• [Task prompt]: Reply with one number: the count of lines in the records below that hold "meta".
Segment Start: Data
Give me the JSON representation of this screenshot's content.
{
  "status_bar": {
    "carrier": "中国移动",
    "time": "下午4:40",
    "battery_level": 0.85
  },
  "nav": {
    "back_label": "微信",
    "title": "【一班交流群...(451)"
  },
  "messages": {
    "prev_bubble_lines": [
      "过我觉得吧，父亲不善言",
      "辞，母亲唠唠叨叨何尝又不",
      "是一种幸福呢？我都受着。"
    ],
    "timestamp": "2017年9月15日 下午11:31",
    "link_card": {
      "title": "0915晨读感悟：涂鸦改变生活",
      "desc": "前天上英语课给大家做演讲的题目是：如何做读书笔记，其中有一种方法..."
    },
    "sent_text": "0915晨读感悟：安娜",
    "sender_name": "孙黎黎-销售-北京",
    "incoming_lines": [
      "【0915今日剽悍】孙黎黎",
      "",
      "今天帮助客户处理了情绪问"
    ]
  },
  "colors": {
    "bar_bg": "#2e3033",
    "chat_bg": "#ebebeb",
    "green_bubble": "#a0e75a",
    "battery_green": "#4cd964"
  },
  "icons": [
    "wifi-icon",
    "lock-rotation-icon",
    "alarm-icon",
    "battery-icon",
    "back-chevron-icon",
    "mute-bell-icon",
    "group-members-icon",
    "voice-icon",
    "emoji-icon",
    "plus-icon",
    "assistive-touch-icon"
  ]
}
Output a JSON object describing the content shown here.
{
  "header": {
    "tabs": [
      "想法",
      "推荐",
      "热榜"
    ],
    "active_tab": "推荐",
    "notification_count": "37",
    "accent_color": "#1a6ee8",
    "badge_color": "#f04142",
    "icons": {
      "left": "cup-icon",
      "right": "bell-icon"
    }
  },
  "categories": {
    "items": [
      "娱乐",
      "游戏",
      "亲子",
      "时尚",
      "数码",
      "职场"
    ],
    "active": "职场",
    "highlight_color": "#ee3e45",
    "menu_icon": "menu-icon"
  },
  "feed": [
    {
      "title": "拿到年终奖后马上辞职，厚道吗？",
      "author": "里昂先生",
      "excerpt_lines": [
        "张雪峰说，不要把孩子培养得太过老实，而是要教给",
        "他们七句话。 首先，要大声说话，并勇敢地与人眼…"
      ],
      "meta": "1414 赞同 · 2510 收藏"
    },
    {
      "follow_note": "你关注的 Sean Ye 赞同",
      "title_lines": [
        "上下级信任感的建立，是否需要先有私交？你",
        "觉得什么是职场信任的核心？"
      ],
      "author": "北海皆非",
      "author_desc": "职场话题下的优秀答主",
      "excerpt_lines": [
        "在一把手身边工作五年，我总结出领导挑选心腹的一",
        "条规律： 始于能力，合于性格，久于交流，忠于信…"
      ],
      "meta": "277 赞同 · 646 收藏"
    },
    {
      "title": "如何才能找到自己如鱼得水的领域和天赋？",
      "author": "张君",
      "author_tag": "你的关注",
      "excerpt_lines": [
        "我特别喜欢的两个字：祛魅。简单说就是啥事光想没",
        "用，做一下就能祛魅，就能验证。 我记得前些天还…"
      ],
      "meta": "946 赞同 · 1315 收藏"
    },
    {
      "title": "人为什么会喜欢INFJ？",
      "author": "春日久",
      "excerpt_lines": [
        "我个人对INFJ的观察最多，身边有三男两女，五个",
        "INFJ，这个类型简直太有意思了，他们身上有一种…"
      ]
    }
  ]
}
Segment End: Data
• [Exercise response]: 3